==== Provided entries ====
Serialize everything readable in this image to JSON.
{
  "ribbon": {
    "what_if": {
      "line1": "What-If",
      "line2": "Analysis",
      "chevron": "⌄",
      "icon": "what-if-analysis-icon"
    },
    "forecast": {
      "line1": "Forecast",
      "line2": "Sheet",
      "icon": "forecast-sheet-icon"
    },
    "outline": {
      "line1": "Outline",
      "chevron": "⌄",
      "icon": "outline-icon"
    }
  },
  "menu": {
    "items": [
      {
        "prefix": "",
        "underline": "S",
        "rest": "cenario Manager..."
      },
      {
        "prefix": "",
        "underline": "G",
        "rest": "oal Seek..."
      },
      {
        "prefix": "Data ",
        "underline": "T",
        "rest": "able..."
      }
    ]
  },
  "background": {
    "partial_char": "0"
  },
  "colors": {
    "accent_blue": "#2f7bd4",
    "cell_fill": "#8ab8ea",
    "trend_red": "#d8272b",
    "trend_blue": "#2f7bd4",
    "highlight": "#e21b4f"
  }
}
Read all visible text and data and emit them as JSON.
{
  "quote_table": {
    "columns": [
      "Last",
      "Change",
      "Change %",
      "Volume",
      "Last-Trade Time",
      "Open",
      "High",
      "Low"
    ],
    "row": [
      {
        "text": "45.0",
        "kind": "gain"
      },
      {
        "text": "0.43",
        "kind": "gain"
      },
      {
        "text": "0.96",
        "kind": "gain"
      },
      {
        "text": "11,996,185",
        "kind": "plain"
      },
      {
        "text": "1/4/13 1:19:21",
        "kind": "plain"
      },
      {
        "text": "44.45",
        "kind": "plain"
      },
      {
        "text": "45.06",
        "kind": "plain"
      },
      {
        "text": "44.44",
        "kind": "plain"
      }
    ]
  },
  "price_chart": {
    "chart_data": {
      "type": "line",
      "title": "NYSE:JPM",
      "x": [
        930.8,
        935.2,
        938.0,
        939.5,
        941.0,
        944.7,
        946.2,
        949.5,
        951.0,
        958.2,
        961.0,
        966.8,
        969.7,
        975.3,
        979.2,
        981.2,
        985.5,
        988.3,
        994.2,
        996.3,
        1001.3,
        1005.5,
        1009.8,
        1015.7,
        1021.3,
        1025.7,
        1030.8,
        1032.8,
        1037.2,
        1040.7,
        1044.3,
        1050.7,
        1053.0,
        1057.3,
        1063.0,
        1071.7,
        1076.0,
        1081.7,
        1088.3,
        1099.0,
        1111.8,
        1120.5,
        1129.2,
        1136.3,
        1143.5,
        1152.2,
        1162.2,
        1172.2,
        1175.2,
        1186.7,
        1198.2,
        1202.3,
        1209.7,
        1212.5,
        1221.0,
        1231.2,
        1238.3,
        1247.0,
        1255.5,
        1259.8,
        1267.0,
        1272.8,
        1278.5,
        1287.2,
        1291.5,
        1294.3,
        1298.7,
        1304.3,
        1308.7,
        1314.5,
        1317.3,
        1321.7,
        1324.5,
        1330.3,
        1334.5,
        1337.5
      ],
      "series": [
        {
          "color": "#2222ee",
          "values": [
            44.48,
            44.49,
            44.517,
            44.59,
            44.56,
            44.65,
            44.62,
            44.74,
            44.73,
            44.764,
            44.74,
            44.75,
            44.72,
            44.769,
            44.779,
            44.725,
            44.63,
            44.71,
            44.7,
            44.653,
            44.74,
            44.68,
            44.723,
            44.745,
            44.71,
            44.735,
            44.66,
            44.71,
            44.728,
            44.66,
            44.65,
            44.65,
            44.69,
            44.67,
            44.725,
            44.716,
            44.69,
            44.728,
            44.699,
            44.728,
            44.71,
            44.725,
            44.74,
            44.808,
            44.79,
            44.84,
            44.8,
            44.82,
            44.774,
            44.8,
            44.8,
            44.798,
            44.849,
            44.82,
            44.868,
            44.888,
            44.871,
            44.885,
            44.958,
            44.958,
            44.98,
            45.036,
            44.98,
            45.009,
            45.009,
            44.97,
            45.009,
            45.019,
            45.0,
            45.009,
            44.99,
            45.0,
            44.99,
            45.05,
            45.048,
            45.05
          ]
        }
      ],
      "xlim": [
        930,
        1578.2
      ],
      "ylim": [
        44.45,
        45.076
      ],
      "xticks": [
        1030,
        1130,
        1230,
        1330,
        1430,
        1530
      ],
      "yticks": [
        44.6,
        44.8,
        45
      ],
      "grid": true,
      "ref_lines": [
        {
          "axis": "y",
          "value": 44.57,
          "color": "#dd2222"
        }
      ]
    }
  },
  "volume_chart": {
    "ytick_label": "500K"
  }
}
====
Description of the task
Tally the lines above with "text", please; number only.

Answer box
9